## Exercise prompt:
Output the data below in full, byte for byte. Nothing may differ.

═══ Material provided

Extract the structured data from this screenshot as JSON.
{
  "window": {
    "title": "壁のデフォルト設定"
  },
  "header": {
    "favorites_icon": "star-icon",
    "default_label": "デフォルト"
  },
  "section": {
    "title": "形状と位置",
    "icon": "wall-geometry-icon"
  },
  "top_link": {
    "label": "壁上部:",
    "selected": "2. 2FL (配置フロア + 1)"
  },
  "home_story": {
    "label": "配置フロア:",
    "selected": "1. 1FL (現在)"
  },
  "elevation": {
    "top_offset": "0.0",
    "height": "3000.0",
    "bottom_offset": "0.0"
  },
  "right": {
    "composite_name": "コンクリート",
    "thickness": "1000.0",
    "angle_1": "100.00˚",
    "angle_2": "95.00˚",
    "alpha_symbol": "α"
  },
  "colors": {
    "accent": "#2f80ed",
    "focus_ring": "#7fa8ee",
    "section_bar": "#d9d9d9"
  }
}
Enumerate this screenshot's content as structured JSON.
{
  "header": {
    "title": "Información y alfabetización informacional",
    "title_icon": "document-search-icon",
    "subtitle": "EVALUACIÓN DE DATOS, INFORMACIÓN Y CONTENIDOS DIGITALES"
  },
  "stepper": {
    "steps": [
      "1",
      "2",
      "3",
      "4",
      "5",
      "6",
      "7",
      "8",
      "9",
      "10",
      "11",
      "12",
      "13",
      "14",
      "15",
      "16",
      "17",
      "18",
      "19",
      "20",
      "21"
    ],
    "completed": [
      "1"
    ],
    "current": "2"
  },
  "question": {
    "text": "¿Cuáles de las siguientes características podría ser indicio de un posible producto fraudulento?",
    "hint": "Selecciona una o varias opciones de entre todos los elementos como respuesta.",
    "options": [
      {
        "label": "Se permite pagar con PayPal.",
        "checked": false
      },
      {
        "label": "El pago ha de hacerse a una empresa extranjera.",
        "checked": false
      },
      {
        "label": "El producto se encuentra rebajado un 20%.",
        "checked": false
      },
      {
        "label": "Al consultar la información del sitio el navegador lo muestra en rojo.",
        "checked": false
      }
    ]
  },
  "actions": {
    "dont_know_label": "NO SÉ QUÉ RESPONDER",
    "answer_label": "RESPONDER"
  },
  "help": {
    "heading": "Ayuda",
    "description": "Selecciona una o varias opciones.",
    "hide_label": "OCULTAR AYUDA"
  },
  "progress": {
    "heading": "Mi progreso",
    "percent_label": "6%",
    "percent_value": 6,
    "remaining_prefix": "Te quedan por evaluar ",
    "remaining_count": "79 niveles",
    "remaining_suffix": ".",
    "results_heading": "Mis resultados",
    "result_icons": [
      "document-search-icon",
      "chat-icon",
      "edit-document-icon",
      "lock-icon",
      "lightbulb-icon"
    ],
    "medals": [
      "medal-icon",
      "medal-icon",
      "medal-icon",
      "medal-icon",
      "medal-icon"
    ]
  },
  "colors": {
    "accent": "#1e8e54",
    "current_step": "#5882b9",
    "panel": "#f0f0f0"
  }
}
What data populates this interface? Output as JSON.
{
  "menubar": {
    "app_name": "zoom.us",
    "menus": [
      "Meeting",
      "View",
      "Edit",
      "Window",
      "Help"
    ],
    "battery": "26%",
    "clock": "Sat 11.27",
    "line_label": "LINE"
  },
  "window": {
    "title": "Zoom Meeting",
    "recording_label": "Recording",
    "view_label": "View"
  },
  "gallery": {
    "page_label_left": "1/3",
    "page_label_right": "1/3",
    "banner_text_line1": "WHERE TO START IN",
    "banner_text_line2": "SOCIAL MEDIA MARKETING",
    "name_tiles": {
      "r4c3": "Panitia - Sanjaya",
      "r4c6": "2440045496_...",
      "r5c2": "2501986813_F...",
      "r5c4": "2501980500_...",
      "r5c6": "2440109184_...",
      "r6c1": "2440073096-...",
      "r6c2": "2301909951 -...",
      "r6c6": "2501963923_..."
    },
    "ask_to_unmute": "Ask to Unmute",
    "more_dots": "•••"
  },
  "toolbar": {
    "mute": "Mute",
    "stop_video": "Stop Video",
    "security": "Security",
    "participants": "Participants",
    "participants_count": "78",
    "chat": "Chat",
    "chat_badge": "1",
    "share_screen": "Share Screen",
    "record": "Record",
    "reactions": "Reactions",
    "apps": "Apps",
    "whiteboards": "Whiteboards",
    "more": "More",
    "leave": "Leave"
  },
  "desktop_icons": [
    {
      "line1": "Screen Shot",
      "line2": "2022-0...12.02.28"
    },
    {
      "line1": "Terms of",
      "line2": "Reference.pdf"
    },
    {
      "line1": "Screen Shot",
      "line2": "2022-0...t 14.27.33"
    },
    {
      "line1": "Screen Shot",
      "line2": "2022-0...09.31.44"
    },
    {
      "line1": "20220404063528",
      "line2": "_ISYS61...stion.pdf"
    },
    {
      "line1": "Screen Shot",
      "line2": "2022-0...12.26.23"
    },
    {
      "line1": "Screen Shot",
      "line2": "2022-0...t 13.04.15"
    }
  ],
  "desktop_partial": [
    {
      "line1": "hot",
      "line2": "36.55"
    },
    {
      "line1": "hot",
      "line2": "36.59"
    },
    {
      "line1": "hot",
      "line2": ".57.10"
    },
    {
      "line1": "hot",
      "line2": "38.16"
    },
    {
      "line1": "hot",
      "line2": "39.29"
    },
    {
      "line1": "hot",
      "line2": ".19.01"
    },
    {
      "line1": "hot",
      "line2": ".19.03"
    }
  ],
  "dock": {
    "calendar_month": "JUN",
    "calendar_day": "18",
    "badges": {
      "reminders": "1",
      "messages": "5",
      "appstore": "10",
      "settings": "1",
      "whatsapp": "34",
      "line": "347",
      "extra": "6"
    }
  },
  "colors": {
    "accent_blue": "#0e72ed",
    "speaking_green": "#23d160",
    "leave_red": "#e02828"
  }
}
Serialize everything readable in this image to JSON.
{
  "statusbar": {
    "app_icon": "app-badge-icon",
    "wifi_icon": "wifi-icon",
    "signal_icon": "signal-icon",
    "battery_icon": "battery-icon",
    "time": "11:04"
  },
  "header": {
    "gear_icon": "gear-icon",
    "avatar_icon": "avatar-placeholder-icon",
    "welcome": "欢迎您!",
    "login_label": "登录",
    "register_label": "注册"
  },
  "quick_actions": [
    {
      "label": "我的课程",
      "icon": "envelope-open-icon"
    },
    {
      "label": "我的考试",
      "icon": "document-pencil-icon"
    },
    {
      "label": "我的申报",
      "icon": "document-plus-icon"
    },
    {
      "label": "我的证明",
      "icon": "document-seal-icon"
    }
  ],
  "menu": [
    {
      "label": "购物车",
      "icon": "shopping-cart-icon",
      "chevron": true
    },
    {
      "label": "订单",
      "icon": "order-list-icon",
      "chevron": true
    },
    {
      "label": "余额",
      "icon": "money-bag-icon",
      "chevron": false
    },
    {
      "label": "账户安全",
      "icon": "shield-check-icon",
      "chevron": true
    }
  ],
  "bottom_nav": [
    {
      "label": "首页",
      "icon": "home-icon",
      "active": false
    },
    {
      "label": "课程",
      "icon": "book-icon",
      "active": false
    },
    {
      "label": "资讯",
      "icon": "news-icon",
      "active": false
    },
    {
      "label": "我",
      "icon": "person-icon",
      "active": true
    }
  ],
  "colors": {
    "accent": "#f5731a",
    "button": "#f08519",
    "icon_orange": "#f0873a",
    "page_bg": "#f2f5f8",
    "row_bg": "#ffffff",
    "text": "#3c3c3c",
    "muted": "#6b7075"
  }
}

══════

## Answer space:
Extract the structured data from this screenshot as JSON.
{
  "window": {
    "title": "壁のデフォルト設定"
  },
  "header": {
    "favorites_icon": "star-icon",
    "default_label": "デフォルト"
  },
  "section": {
    "title": "形状と位置",
    "icon": "wall-geometry-icon"
  },
  "top_link": {
    "label": "壁上部:",
    "selected": "2. 2FL (配置フロア + 1)"
  },
  "home_story": {
    "label": "配置フロア:",
    "selected": "1. 1FL (現在)"
  },
  "elevation": {
    "top_offset": "0.0",
    "height": "3000.0",
    "bottom_offset": "0.0"
  },
  "right": {
    "composite_name": "コンクリート",
    "thickness": "1000.0",
    "angle_1": "100.00˚",
    "angle_2": "95.00˚",
    "alpha_symbol": "α"
  },
  "colors": {
    "accent": "#2f80ed",
    "focus_ring": "#7fa8ee",
    "section_bar": "#d9d9d9"
  }
}
Enumerate this screenshot's content as structured JSON.
{
  "header": {
    "title": "Información y alfabetización informacional",
    "title_icon": "document-search-icon",
    "subtitle": "EVALUACIÓN DE DATOS, INFORMACIÓN Y CONTENIDOS DIGITALES"
  },
  "stepper": {
    "steps": [
      "1",
      "2",
      "3",
      "4",
      "5",
      "6",
      "7",
      "8",
      "9",
      "10",
      "11",
      "12",
      "13",
      "14",
      "15",
      "16",
      "17",
      "18",
      "19",
      "20",
      "21"
    ],
    "completed": [
      "1"
    ],
    "current": "2"
  },
  "question": {
    "text": "¿Cuáles de las siguientes características podría ser indicio de un posible producto fraudulento?",
    "hint": "Selecciona una o varias opciones de entre todos los elementos como respuesta.",
    "options": [
      {
        "label": "Se permite pagar con PayPal.",
        "checked": false
      },
      {
        "label": "El pago ha de hacerse a una empresa extranjera.",
        "checked": false
      },
      {
        "label": "El producto se encuentra rebajado un 20%.",
        "checked": false
      },
      {
        "label": "Al consultar la información del sitio el navegador lo muestra en rojo.",
        "checked": false
      }
    ]
  },
  "actions": {
    "dont_know_label": "NO SÉ QUÉ RESPONDER",
    "answer_label": "RESPONDER"
  },
  "help": {
    "heading": "Ayuda",
    "description": "Selecciona una o varias opciones.",
    "hide_label": "OCULTAR AYUDA"
  },
  "progress": {
    "heading": "Mi progreso",
    "percent_label": "6%",
    "percent_value": 6,
    "remaining_prefix": "Te quedan por evaluar ",
    "remaining_count": "79 niveles",
    "remaining_suffix": ".",
    "results_heading": "Mis resultados",
    "result_icons": [
      "document-search-icon",
      "chat-icon",
      "edit-document-icon",
      "lock-icon",
      "lightbulb-icon"
    ],
    "medals": [
      "medal-icon",
      "medal-icon",
      "medal-icon",
      "medal-icon",
      "medal-icon"
    ]
  },
  "colors": {
    "accent": "#1e8e54",
    "current_step": "#5882b9",
    "panel": "#f0f0f0"
  }
}
What data populates this interface? Output as JSON.
{
  "menubar": {
    "app_name": "zoom.us",
    "menus": [
      "Meeting",
      "View",
      "Edit",
      "Window",
      "Help"
    ],
    "battery": "26%",
    "clock": "Sat 11.27",
    "line_label": "LINE"
  },
  "window": {
    "title": "Zoom Meeting",
    "recording_label": "Recording",
    "view_label": "View"
  },
  "gallery": {
    "page_label_left": "1/3",
    "page_label_right": "1/3",
    "banner_text_line1": "WHERE TO START IN",
    "banner_text_line2": "SOCIAL MEDIA MARKETING",
    "name_tiles": {
      "r4c3": "Panitia - Sanjaya",
      "r4c6": "2440045496_...",
      "r5c2": "2501986813_F...",
      "r5c4": "2501980500_...",
      "r5c6": "2440109184_...",
      "r6c1": "2440073096-...",
      "r6c2": "2301909951 -...",
      "r6c6": "2501963923_..."
    },
    "ask_to_unmute": "Ask to Unmute",
    "more_dots": "•••"
  },
  "toolbar": {
    "mute": "Mute",
    "stop_video": "Stop Video",
    "security": "Security",
    "participants": "Participants",
    "participants_count": "78",
    "chat": "Chat",
    "chat_badge": "1",
    "share_screen": "Share Screen",
    "record": "Record",
    "reactions": "Reactions",
    "apps": "Apps",
    "whiteboards": "Whiteboards",
    "more": "More",
    "leave": "Leave"
  },
  "desktop_icons": [
    {
      "line1": "Screen Shot",
      "line2": "2022-0...12.02.28"
    },
    {
      "line1": "Terms of",
      "line2": "Reference.pdf"
    },
    {
      "line1": "Screen Shot",
      "line2": "2022-0...t 14.27.33"
    },
    {
      "line1": "Screen Shot",
      "line2": "2022-0...09.31.44"
    },
    {
      "line1": "20220404063528",
      "line2": "_ISYS61...stion.pdf"
    },
    {
      "line1": "Screen Shot",
      "line2": "2022-0...12.26.23"
    },
    {
      "line1": "Screen Shot",
      "line2": "2022-0...t 13.04.15"
    }
  ],
  "desktop_partial": [
    {
      "line1": "hot",
      "line2": "36.55"
    },
    {
      "line1": "hot",
      "line2": "36.59"
    },
    {
      "line1": "hot",
      "line2": ".57.10"
    },
    {
      "line1": "hot",
      "line2": "38.16"
    },
    {
      "line1": "hot",
      "line2": "39.29"
    },
    {
      "line1": "hot",
      "line2": ".19.01"
    },
    {
      "line1": "hot",
      "line2": ".19.03"
    }
  ],
  "dock": {
    "calendar_month": "JUN",
    "calendar_day": "18",
    "badges": {
      "reminders": "1",
      "messages": "5",
      "appstore": "10",
      "settings": "1",
      "whatsapp": "34",
      "line": "347",
      "extra": "6"
    }
  },
  "colors": {
    "accent_blue": "#0e72ed",
    "speaking_green": "#23d160",
    "leave_red": "#e02828"
  }
}
Serialize everything readable in this image to JSON.
{
  "statusbar": {
    "app_icon": "app-badge-icon",
    "wifi_icon": "wifi-icon",
    "signal_icon": "signal-icon",
    "battery_icon": "battery-icon",
    "time": "11:04"
  },
  "header": {
    "gear_icon": "gear-icon",
    "avatar_icon": "avatar-placeholder-icon",
    "welcome": "欢迎您!",
    "login_label": "登录",
    "register_label": "注册"
  },
  "quick_actions": [
    {
      "label": "我的课程",
      "icon": "envelope-open-icon"
    },
    {
      "label": "我的考试",
      "icon": "document-pencil-icon"
    },
    {
      "label": "我的申报",
      "icon": "document-plus-icon"
    },
    {
      "label": "我的证明",
      "icon": "document-seal-icon"
    }
  ],
  "menu": [
    {
      "label": "购物车",
      "icon": "shopping-cart-icon",
      "chevron": true
    },
    {
      "label": "订单",
      "icon": "order-list-icon",
      "chevron": true
    },
    {
      "label": "余额",
      "icon": "money-bag-icon",
      "chevron": false
    },
    {
      "label": "账户安全",
      "icon": "shield-check-icon",
      "chevron": true
    }
  ],
  "bottom_nav": [
    {
      "label": "首页",
      "icon": "home-icon",
      "active": false
    },
    {
      "label": "课程",
      "icon": "book-icon",
      "active": false
    },
    {
      "label": "资讯",
      "icon": "news-icon",
      "active": false
    },
    {
      "label": "我",
      "icon": "person-icon",
      "active": true
    }
  ],
  "colors": {
    "accent": "#f5731a",
    "button": "#f08519",
    "icon_orange": "#f0873a",
    "page_bg": "#f2f5f8",
    "row_bg": "#ffffff",
    "text": "#3c3c3c",
    "muted": "#6b7075"
  }
}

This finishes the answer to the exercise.